> [Exercise]: Check every line of the data below for the word "this", then give only the number of lines that have it.

> [Data]:
━━━━━━━━━━━━━━━━━━━━
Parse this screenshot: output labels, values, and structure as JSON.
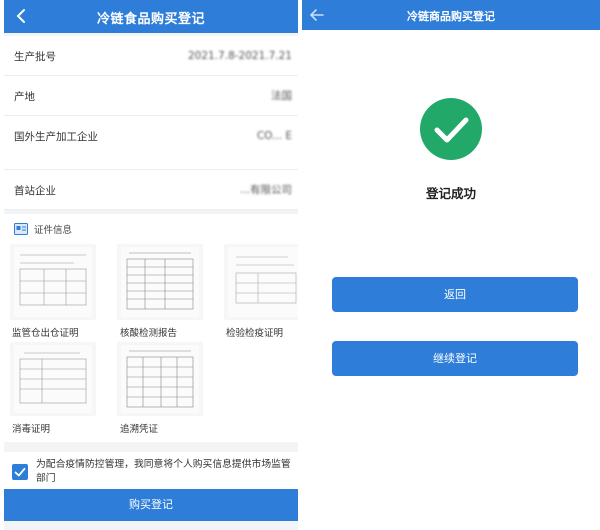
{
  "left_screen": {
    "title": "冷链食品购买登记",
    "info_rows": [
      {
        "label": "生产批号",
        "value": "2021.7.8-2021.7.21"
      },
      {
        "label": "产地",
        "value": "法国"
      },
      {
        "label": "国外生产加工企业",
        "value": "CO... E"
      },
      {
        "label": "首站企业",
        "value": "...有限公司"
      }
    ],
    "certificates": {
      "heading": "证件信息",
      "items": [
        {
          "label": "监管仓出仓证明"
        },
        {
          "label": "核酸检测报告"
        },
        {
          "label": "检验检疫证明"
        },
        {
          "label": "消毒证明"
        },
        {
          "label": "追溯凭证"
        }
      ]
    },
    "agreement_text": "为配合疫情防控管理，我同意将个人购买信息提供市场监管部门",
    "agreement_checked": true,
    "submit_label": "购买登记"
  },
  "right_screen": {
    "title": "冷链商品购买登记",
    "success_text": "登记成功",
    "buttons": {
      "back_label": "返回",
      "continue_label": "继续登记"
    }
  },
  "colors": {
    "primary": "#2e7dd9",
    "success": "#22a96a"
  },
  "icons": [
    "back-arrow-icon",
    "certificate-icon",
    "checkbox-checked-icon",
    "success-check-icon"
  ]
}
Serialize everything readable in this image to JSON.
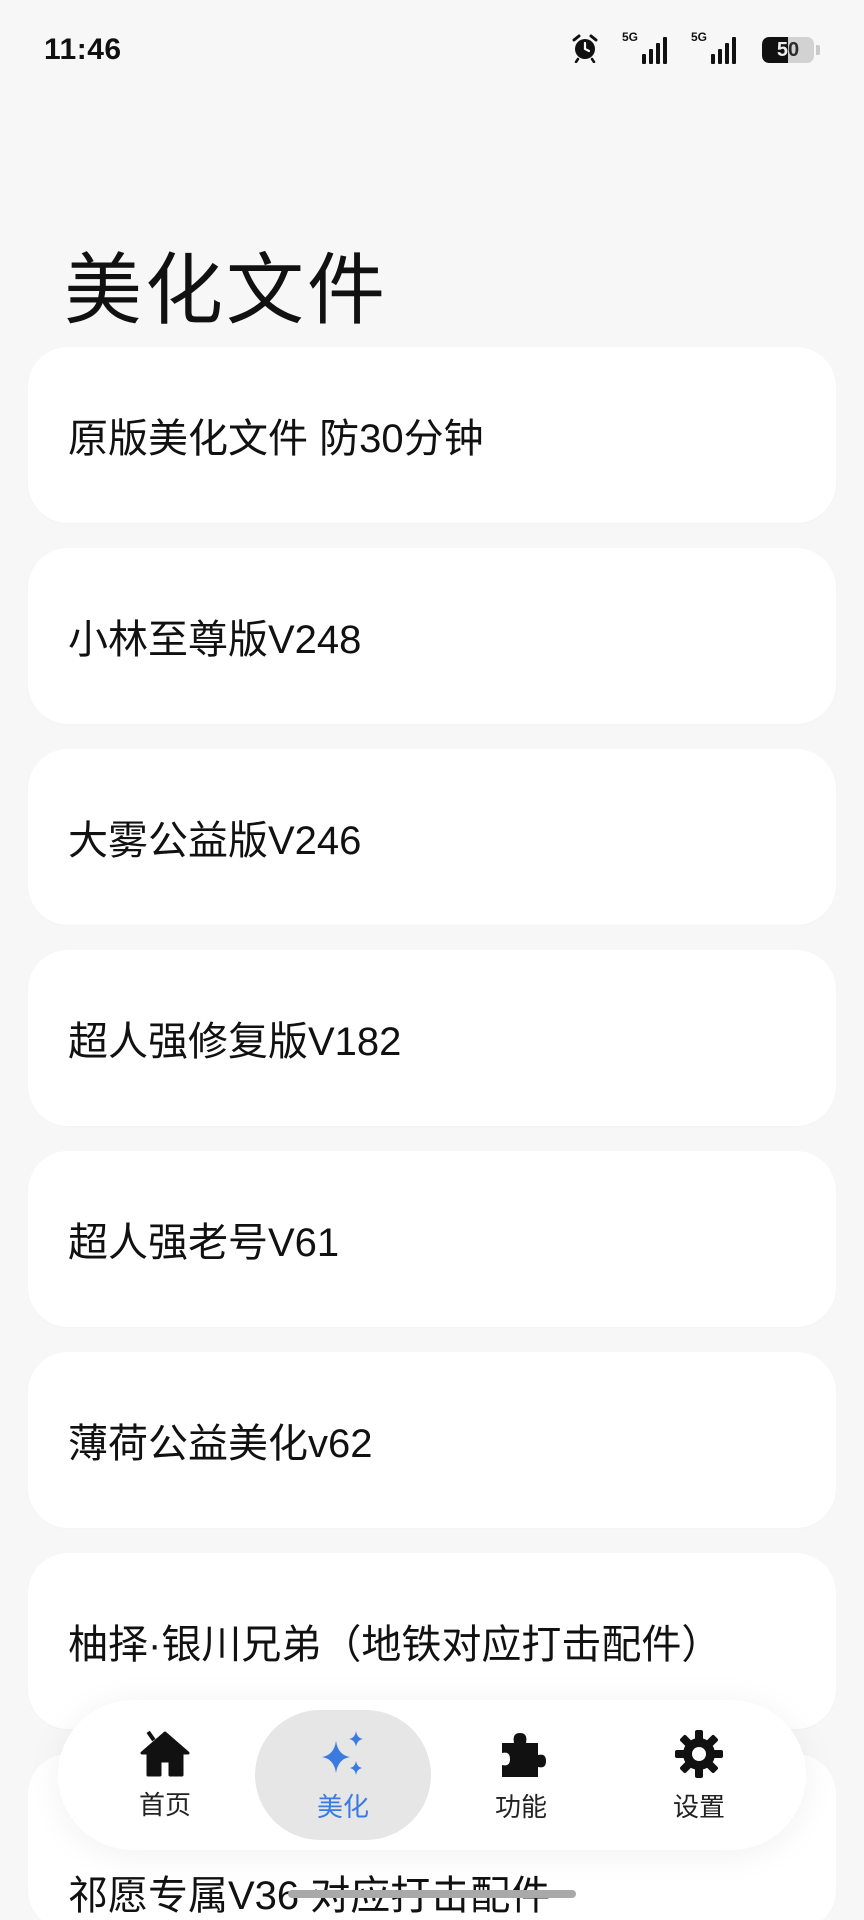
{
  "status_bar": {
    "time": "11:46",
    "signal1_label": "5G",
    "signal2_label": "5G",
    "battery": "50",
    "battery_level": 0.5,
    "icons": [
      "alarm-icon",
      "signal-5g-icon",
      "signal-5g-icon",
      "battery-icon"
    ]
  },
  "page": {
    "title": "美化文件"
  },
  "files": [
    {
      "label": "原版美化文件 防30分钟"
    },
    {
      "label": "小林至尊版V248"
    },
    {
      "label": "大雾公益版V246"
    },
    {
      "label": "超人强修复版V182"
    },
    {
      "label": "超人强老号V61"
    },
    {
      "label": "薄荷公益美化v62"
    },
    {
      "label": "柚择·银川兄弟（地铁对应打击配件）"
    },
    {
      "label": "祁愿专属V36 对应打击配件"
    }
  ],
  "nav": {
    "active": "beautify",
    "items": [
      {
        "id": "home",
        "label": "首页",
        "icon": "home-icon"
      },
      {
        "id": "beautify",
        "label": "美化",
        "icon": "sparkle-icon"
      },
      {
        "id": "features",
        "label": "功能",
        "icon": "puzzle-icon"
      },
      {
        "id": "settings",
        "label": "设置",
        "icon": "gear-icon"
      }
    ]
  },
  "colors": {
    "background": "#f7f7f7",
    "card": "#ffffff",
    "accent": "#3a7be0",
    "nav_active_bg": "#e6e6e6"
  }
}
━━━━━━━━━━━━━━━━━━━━
> [Answer space]: 2